A zombie property is a property for which a foreclosure case was filed, but has not yet been resolved. Neither the borrower nor the servicer has clear control of the property, and neither has a strong incentive to assume responsibility. Zombie properties are likely to be poorly maintained or blighted, pose a public safety hazard, and threaten the stability of the neighborhood and the community. We work with community buyers and financial institutions to resolve these properties via The Reclaim Project.
Does NCST work with Real Estate Professionals?
Yes. We fully recognize and value that Real Estate Professionals are the eyes and ears of their local housing markets and neighborhoods. Many of our community buyers are real estate brokers, or employ real estate professionals on their staff. We understand and appreciate that real estate professionals are in the forefront for changing negative perceptions about a neighborhood – an important role in the rebranding and ultimate revival of a community.
How does NCST’s work benefit Real Estate Professionals?
When a neighborhood is stable, that means property values are maintained, neighborhood schools perform better, local businesses thrive and the area becomes desirable for future homeowners and renters. This is good news for the neighborhood, for homeowners and for local real estate professionals.
How does NCST follow-up on its Buyers’ end purchasers?
We use a web-based program called REOTrack to verify the purchaser is a targeted owner occupant at 120% of Area Median Income (AMI) or below.
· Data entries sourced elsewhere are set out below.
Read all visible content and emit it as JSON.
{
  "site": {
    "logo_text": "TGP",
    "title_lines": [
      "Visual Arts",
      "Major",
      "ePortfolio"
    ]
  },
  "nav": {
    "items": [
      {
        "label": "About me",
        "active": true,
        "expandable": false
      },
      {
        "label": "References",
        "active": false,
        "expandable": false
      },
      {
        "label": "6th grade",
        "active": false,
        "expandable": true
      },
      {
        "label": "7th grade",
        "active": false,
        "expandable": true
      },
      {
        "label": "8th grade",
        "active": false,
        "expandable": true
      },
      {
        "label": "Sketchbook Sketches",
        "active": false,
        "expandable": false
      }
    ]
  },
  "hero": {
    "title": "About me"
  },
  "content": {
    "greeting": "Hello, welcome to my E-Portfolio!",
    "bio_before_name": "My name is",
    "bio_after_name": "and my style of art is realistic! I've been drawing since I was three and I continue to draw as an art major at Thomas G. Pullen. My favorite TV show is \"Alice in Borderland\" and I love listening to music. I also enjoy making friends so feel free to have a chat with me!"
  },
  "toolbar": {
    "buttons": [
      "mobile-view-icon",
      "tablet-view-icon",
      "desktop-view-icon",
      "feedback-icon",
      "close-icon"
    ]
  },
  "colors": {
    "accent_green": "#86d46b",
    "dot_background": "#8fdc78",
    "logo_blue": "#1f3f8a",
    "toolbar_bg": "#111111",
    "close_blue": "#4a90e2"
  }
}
Every Buyer is required to enter detailed information about the purchaser into REOTrack. This information may include restricted deeds, property liens, and rental agreements. NCST also follows up on each sale using a combination of post-closing reporting and site visits to ensure our Buyers appropriately use properties to stabilize neighborhoods.
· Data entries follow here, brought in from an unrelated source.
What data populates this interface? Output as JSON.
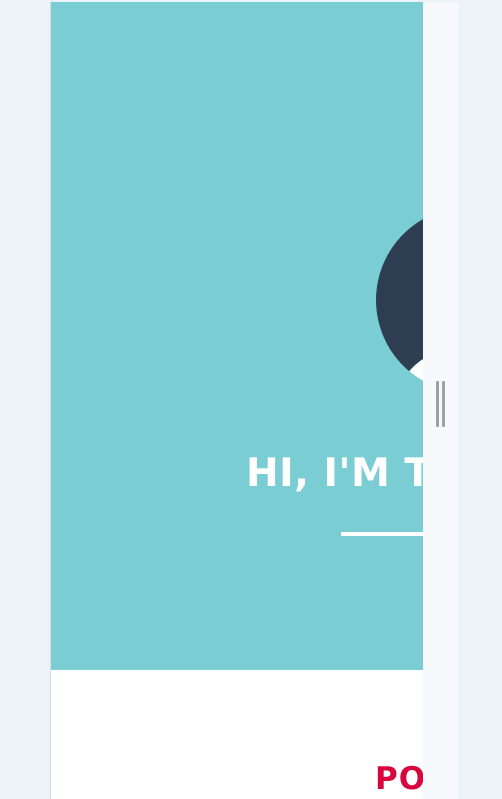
{
  "hero": {
    "title": "HI, I'M TI",
    "background_color": "#7acdd2",
    "avatar_color": "#2e3e52"
  },
  "section": {
    "heading": "PO",
    "heading_color": "#d8063f"
  },
  "viewport": {
    "resize_handle_icon": "vertical-grip-icon"
  }
}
I believe that one of NCST’s Buyers is guilty of fraudulent activity – what should I do?
NCST has no tolerance for fraud. We go to great lengths to vet our program participants to ensure they comply with all guidelines. If you uncover a suspected instance of fraud, please notify us immediately. Provide very specific details about the alleged fraud in an email to email@example.com. We will take the appropriate actions to research and remediate any fraud.
We’ve heard about communities that have a high HUD Neighborhood Risk Score – what does that mean and how does HUD determine the score?
Basically, the HUD Risk Score is an index from multiple sets of data to help determine if a neighborhood is at risk. The HUD Risk Score index incorporates home value changes, number of residential vacancies, mortgage delinquency rates, the prevalence of non-conventional high-cost loans, unemployment rates and area median income. Keep in mind that rising home values are only one measure of a neighborhood’s health. There is no better data available that incorporates the level of detail found in the HUD risk score model. Further, the data inputs in the model have a much lower variance rate than home values and do not need to be updated as often as a model that relies solely on point-in-time data.
Are NSP and NCST different?
Yes, they are different. The Neighborhood Stabilization Program (NSP) is a grant program established by HUD to stabilize communities that suffered from foreclosures and abandonment. NCST is a national nonprofit (501c3) organization. NCST and NSP formed the first ever public-private partnership of its kind, joining together to make the HUD National First Look REO property acquisition program available to all NSP grantees. This program allowed NSP grantees an exclusive window of access to indicate interest in and make offers on newly available REO properties.
How can I contact you or get started?
Please contact us today using our online form.